GREENVILLE, N.C. (WNCT) – As state lawmakers continue to try to come to an agreement on a new budget, taxpayers are paying. The budget was supposed to be done July 1.
Lawmakers have already passed two temporary spending extensions, the most recent of which would keep the state funded until the end of August.
So far this summer, the legislature’s session has cost almost $1 million. On top of the $13,951 salary representatives receive, they also receive $104 in Per Diem each day. That means for a representative working five days a week and four weeks per month, they collect $2,080 in Per Diem every month.
With the session running longer than expected due to the budget not being passed, even more tax dollars are being spent.
“If they can’t pass the budget by the deadline, any money that’s left over should go back in to resources for the community and the state,” said Lenoir County resident Donna Vincent, who doesn’t believe lawmakers should continue taking this money.
Rep. Brian Brown of Pitt County said he is continuing to collect Per Diem because he is hard at work every day.
“As we continue to work, we certainly need to be able to be here and get that work done,” Brown said.
He said many Representatives wouldn’t be able to afford to stay in Raleigh to work without that Per Diem pay. He also said he would rather take his time with the budget to ensure it is right for North Carolina, than to rush through it and pass a budget that is bad for everyone.
“We need to ensure that the budget that is passed is not a budget that is a rushed budget, but that it’s a budget that takes a serious measured approach for what we are looking at for policy changes, for the budgetary output itself,” Brown said.
WNCT reached out to every Representative in the East, but only heard back from five. Of those, Rep. Brian Brown (R-Pitt), George Cleveland (R-Onslow), Jean Farmer-Butterfield (D-Pitt and Wilson), Phil Shepard (R-Onslow), and Michael Speciale (R-Beaufort, Craven, and Pamlico) all said they would continue to collect their Per Diem pay.

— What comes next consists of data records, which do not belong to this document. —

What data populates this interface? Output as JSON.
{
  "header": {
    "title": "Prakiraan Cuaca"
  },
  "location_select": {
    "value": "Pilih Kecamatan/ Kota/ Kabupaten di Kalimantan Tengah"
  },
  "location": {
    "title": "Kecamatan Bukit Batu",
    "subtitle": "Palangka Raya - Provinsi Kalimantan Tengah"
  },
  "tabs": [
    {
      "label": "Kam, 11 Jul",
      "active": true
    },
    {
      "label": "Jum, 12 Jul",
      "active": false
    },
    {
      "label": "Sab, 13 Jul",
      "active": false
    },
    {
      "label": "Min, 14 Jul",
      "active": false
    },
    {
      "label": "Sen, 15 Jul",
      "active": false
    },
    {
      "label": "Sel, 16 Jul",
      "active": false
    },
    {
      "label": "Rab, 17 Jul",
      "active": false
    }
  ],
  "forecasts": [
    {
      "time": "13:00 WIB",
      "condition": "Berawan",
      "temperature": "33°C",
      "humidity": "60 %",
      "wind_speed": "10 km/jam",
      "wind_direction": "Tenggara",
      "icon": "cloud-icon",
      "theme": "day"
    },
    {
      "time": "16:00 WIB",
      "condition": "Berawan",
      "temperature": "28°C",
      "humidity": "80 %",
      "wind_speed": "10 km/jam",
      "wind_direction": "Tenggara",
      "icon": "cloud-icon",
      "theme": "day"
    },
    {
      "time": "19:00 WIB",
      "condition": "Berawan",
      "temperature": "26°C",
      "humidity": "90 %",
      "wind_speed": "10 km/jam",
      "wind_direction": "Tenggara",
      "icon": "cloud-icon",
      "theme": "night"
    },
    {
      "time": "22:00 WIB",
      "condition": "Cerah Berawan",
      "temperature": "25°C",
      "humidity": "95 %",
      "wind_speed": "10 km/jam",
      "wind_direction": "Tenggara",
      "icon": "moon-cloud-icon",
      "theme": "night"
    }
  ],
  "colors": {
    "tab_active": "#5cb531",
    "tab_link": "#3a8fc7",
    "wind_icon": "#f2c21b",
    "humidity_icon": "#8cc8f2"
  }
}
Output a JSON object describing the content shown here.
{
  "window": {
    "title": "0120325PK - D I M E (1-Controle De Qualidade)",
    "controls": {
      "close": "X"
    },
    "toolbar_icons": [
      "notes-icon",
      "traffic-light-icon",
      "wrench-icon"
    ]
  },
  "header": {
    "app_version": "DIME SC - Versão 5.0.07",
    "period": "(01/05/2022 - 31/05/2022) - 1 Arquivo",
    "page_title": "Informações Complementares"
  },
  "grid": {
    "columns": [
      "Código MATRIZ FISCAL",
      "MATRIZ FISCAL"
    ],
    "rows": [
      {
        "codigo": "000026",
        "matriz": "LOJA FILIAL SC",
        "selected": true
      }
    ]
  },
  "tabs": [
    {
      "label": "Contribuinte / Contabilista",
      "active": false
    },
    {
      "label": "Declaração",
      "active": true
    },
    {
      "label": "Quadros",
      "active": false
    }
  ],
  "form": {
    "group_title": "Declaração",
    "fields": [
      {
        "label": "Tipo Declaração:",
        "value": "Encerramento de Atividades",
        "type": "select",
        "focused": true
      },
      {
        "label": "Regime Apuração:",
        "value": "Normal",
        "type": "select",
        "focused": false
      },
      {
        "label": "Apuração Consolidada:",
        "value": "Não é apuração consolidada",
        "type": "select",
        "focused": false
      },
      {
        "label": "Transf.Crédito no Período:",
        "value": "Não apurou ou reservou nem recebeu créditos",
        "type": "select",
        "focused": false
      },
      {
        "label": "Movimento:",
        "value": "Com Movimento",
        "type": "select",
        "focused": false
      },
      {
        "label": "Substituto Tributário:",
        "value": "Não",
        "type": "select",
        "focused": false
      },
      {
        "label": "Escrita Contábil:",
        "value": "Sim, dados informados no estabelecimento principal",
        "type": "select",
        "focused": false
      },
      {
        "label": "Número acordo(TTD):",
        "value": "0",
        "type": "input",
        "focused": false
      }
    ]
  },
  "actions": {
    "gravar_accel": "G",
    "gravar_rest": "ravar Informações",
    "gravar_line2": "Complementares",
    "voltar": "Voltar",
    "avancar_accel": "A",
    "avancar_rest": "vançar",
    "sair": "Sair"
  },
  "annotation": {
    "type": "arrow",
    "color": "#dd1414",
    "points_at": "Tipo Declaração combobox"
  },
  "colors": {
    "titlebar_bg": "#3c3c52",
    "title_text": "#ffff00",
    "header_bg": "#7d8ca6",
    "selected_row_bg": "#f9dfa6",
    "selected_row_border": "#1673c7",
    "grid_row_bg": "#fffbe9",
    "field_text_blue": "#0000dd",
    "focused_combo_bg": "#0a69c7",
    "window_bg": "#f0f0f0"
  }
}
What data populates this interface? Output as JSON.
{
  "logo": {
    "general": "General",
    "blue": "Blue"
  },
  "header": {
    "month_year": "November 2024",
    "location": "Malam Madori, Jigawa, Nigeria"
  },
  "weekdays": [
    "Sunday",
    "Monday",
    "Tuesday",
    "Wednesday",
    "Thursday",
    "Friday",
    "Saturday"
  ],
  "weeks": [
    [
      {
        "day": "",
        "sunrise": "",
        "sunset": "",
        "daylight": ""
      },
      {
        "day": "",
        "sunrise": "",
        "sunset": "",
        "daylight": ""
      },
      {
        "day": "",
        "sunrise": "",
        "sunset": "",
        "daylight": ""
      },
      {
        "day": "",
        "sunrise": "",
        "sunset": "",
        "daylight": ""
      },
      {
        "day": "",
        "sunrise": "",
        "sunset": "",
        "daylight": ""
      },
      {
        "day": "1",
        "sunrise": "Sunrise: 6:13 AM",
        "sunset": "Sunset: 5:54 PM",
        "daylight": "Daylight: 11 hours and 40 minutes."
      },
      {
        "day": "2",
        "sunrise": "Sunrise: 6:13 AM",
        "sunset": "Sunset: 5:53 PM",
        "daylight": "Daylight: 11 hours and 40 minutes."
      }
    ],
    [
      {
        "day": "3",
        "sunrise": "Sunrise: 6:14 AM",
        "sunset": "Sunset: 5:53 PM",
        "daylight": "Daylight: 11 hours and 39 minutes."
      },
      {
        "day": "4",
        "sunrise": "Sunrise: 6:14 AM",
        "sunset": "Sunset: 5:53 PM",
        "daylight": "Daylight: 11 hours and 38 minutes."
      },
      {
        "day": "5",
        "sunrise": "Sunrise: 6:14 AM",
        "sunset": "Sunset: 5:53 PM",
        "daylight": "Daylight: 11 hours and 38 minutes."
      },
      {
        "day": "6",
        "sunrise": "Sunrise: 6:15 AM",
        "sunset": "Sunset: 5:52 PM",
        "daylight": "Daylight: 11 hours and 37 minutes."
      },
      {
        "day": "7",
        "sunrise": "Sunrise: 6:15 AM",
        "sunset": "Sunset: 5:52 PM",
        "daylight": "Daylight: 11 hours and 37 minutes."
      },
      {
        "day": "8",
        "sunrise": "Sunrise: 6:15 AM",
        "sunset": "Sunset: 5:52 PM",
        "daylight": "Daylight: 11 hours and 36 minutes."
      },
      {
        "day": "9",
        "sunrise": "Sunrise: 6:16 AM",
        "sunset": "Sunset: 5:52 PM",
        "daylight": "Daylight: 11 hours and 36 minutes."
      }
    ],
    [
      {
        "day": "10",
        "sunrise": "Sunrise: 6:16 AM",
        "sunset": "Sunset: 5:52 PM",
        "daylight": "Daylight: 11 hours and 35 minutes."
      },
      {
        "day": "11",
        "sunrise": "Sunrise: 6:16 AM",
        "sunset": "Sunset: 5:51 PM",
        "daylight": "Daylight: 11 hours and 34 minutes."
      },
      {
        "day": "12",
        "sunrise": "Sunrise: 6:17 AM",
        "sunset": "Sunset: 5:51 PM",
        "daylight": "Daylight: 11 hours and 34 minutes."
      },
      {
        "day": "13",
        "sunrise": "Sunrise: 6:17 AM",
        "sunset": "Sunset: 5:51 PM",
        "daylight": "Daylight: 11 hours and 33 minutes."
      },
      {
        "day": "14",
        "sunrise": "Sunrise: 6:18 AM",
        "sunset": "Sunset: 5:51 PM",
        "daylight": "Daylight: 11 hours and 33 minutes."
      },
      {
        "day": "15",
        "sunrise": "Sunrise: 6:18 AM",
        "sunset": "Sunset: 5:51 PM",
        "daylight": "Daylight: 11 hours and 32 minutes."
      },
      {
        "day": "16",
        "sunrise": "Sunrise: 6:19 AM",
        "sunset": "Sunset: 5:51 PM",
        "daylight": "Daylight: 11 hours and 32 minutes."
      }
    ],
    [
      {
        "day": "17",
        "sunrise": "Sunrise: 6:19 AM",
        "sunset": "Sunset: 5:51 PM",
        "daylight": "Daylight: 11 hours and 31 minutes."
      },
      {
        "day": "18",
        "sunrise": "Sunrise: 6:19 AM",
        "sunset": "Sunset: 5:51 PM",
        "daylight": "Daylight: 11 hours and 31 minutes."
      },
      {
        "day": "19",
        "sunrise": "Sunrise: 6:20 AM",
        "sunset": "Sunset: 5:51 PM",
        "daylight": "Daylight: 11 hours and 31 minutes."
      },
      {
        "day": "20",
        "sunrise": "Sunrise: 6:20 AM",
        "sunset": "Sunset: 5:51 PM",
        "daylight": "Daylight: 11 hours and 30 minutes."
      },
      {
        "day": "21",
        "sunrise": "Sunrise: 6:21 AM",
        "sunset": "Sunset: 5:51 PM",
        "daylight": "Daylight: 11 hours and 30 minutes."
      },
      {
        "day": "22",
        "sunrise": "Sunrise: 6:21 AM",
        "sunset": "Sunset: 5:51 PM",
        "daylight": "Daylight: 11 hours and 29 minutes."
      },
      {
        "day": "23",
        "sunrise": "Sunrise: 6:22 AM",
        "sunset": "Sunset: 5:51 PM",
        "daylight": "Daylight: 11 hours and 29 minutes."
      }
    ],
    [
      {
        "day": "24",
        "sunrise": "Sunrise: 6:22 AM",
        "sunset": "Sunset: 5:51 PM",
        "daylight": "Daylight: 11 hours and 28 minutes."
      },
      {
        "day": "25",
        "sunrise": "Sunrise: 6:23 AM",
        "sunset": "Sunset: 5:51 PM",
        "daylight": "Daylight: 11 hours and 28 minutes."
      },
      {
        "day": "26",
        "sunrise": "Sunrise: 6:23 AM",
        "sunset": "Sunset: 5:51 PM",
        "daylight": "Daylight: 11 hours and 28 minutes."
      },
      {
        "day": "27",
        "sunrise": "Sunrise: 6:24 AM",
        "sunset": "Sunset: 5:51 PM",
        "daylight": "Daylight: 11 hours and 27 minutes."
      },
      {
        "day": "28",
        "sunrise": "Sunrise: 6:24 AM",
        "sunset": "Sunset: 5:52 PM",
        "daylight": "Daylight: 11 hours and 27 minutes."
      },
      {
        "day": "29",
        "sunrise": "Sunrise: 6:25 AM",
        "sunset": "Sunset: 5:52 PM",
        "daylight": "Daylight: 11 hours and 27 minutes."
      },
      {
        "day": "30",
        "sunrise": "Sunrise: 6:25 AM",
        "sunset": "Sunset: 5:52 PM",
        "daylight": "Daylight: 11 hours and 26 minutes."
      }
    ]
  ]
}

Rep. Speciale said taxpayers need to realize it is better to spend the money now to make sure it is a good budget, then to rush through things, which would cost everyone more in the long run.
Some in the East believe lawmakers shouldn’t be collecting anything now.
“For my job, I get paid when I go to work,” said Stephen Etter. “They seem to be getting paid when they’re not actually completing the task at hand, so that’s a little bit frustrating.”
Lawmakers have said they will stay and work on the budget for as long as necessary.